Why celebrate? First, because Christ's ascension means our future destiny is secured in God's kingdom. That is a destiny to dream about! It also means our worship and prayers are heard by God since Christ continually brings us into God's presence. And Christ's ascension guarantees that the powerful love by which he reigns in this world is available to us right now. Salvation is ours and the power for ministry since the Spirit is with us!

This article first appeared in the May 18, 1992, issue of Christianity Today. Donald K. McKim is editor of academic and reference books with Westminster John Knox Press, author of Introducing the Reformed Faith (2001), and editor of the Encyclopedia of Reformed Faith (1992) and other books.

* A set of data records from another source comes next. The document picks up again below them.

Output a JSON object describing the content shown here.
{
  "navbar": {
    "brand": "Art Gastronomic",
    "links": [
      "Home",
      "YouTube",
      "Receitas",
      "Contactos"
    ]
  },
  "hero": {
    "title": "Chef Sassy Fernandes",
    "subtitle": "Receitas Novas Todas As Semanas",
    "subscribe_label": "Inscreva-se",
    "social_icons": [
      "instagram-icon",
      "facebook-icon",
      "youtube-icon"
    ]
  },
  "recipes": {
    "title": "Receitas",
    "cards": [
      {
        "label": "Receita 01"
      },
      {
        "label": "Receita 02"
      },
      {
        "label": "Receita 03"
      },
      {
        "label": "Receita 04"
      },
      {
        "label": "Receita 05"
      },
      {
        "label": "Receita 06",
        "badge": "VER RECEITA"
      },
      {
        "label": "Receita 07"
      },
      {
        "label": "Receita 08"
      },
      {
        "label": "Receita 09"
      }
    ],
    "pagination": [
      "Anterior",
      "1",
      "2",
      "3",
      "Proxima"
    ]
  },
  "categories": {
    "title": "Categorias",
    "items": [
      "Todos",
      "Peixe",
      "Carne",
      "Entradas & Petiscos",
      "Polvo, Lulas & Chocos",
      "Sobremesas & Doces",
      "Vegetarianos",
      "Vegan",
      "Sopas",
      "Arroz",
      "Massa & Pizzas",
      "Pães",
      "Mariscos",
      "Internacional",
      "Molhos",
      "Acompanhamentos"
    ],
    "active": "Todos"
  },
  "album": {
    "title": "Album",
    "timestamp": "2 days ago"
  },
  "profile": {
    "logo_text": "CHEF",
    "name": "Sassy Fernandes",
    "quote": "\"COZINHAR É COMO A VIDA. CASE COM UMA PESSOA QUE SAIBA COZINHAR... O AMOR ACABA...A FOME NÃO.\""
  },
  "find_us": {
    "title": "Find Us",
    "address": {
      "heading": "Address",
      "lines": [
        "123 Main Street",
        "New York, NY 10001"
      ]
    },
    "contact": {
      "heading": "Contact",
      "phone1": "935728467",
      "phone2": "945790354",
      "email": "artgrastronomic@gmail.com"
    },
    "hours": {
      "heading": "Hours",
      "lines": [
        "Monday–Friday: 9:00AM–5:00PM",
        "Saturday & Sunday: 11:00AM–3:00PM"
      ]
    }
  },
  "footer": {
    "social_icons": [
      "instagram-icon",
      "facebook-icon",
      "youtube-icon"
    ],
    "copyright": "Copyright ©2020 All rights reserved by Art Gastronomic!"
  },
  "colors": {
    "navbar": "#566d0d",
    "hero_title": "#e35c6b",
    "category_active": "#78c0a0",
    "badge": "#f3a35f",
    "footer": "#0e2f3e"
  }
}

Related Elsewhere

Recent Christianity Today articles on the Ascension include:
Books & Culture Corner: "Taken Up in Glory" | The Ascension has been forgotten in many Protestant churches, jettisoning an essential part of the Christian story. (May 21, 2001)

The Day We Were Left Behind | Hungry as we are for the presence of God, the one thing we do not need is a day to remind us of God's absence. (May 18, 1998)

The Text This Week offers lectionary readings, links to fine art and films with Ascension themes, contemporary and historical sermons on the Ascension, and other resources.